What is required:
Gather all lines in the records below that include the word "icon".

Exercise materials:
☆ ☆ ☆ ☆ ☆

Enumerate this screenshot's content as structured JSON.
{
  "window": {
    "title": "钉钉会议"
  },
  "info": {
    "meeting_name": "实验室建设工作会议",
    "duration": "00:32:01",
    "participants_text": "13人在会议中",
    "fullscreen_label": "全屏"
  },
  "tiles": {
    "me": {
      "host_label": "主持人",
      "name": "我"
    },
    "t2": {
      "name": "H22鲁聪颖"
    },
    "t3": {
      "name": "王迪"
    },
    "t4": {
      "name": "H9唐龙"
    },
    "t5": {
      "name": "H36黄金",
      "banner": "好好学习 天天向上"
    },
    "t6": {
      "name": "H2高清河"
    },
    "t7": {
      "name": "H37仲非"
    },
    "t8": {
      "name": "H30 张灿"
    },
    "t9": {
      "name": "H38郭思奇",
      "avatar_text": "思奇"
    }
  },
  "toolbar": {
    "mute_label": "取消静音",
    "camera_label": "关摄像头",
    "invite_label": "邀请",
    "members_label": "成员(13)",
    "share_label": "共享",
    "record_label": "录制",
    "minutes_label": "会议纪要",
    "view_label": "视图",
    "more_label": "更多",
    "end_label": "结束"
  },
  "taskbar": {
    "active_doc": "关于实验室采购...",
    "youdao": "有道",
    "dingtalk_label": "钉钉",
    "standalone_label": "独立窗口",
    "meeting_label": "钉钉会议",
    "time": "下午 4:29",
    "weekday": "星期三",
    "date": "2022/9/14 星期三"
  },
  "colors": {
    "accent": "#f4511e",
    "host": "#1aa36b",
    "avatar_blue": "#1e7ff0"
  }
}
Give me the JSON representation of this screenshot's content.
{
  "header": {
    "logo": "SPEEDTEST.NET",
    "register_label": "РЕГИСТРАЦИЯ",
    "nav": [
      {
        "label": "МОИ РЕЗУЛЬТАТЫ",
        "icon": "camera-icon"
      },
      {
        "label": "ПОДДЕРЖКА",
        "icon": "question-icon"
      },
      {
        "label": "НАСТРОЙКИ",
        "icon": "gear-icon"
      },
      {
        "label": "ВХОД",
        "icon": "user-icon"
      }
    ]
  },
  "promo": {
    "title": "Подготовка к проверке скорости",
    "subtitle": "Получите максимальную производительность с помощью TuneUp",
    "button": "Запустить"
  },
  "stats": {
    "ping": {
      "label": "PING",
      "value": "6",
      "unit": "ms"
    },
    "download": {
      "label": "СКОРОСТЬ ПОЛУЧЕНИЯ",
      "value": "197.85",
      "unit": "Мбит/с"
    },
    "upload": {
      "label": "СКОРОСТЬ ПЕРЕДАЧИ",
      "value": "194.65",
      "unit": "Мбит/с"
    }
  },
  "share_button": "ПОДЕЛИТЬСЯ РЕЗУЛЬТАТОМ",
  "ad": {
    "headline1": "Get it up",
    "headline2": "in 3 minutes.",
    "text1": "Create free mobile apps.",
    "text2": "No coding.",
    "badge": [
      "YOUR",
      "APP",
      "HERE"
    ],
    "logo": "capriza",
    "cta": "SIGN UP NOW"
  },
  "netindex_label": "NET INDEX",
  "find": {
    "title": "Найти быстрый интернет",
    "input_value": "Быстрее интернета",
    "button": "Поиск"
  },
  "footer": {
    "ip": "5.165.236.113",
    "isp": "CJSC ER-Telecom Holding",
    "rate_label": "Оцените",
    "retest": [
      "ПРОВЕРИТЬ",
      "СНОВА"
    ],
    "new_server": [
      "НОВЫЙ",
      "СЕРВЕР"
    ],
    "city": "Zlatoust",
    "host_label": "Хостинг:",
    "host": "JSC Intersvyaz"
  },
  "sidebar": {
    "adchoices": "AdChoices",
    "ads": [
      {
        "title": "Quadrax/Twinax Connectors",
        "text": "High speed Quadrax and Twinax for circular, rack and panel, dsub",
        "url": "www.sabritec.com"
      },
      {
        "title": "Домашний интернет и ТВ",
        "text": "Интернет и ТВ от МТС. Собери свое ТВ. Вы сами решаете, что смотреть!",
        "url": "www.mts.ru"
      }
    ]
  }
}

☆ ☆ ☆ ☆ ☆

Written answer:
        "icon": "camera-icon"
        "icon": "question-icon"
        "icon": "gear-icon"
        "icon": "user-icon"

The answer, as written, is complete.